* WHAT YOU SHOULD DO *
Each entry below should be printed exactly as given.
(DATA SHOWN)
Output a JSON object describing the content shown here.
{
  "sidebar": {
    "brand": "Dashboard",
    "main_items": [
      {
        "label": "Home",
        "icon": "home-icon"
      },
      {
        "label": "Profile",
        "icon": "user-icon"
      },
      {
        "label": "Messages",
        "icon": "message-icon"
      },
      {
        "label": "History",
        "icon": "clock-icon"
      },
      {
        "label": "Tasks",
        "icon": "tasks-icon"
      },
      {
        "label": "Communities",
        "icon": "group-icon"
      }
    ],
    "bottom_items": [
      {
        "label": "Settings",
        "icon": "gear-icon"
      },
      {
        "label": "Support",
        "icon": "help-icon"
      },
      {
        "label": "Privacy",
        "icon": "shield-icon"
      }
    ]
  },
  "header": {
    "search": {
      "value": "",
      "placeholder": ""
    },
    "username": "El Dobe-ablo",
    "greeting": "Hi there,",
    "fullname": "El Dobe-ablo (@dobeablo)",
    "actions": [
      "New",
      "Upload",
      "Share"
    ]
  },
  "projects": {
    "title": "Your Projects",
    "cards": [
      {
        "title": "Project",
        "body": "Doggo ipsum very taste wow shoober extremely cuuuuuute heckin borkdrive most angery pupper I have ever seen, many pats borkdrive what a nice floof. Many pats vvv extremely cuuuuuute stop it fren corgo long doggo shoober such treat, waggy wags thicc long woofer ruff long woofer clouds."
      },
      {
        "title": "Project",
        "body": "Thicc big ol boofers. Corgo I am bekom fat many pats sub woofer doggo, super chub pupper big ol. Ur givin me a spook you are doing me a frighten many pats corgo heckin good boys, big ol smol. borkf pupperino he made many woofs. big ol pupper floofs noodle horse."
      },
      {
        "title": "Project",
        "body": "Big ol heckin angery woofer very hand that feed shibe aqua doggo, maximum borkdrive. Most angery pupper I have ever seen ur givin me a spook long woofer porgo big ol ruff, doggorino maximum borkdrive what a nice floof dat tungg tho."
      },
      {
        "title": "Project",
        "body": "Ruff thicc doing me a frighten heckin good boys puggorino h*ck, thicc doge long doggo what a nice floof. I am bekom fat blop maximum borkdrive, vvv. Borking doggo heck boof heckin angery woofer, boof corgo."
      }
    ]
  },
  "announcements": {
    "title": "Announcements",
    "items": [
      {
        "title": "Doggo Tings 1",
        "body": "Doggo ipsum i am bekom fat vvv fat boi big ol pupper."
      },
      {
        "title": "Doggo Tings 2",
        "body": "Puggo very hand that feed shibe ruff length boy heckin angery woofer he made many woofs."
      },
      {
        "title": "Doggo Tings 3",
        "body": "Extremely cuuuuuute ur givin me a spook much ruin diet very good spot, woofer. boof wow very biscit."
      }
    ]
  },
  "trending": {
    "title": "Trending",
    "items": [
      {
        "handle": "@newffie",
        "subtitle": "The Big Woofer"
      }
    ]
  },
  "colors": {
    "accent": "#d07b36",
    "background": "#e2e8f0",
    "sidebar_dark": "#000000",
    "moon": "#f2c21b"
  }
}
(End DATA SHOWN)
* TASK RESPONSE *
Output a JSON object describing the content shown here.
{
  "sidebar": {
    "brand": "Dashboard",
    "main_items": [
      {
        "label": "Home",
        "icon": "home-icon"
      },
      {
        "label": "Profile",
        "icon": "user-icon"
      },
      {
        "label": "Messages",
        "icon": "message-icon"
      },
      {
        "label": "History",
        "icon": "clock-icon"
      },
      {
        "label": "Tasks",
        "icon": "tasks-icon"
      },
      {
        "label": "Communities",
        "icon": "group-icon"
      }
    ],
    "bottom_items": [
      {
        "label": "Settings",
        "icon": "gear-icon"
      },
      {
        "label": "Support",
        "icon": "help-icon"
      },
      {
        "label": "Privacy",
        "icon": "shield-icon"
      }
    ]
  },
  "header": {
    "search": {
      "value": "",
      "placeholder": ""
    },
    "username": "El Dobe-ablo",
    "greeting": "Hi there,",
    "fullname": "El Dobe-ablo (@dobeablo)",
    "actions": [
      "New",
      "Upload",
      "Share"
    ]
  },
  "projects": {
    "title": "Your Projects",
    "cards": [
      {
        "title": "Project",
        "body": "Doggo ipsum very taste wow shoober extremely cuuuuuute heckin borkdrive most angery pupper I have ever seen, many pats borkdrive what a nice floof. Many pats vvv extremely cuuuuuute stop it fren corgo long doggo shoober such treat, waggy wags thicc long woofer ruff long woofer clouds."
      },
      {
        "title": "Project",
        "body": "Thicc big ol boofers. Corgo I am bekom fat many pats sub woofer doggo, super chub pupper big ol. Ur givin me a spook you are doing me a frighten many pats corgo heckin good boys, big ol smol. borkf pupperino he made many woofs. big ol pupper floofs noodle horse."
      },
      {
        "title": "Project",
        "body": "Big ol heckin angery woofer very hand that feed shibe aqua doggo, maximum borkdrive. Most angery pupper I have ever seen ur givin me a spook long woofer porgo big ol ruff, doggorino maximum borkdrive what a nice floof dat tungg tho."
      },
      {
        "title": "Project",
        "body": "Ruff thicc doing me a frighten heckin good boys puggorino h*ck, thicc doge long doggo what a nice floof. I am bekom fat blop maximum borkdrive, vvv. Borking doggo heck boof heckin angery woofer, boof corgo."
      }
    ]
  },
  "announcements": {
    "title": "Announcements",
    "items": [
      {
        "title": "Doggo Tings 1",
        "body": "Doggo ipsum i am bekom fat vvv fat boi big ol pupper."
      },
      {
        "title": "Doggo Tings 2",
        "body": "Puggo very hand that feed shibe ruff length boy heckin angery woofer he made many woofs."
      },
      {
        "title": "Doggo Tings 3",
        "body": "Extremely cuuuuuute ur givin me a spook much ruin diet very good spot, woofer. boof wow very biscit."
      }
    ]
  },
  "trending": {
    "title": "Trending",
    "items": [
      {
        "handle": "@newffie",
        "subtitle": "The Big Woofer"
      }
    ]
  },
  "colors": {
    "accent": "#d07b36",
    "background": "#e2e8f0",
    "sidebar_dark": "#000000",
    "moon": "#f2c21b"
  }
}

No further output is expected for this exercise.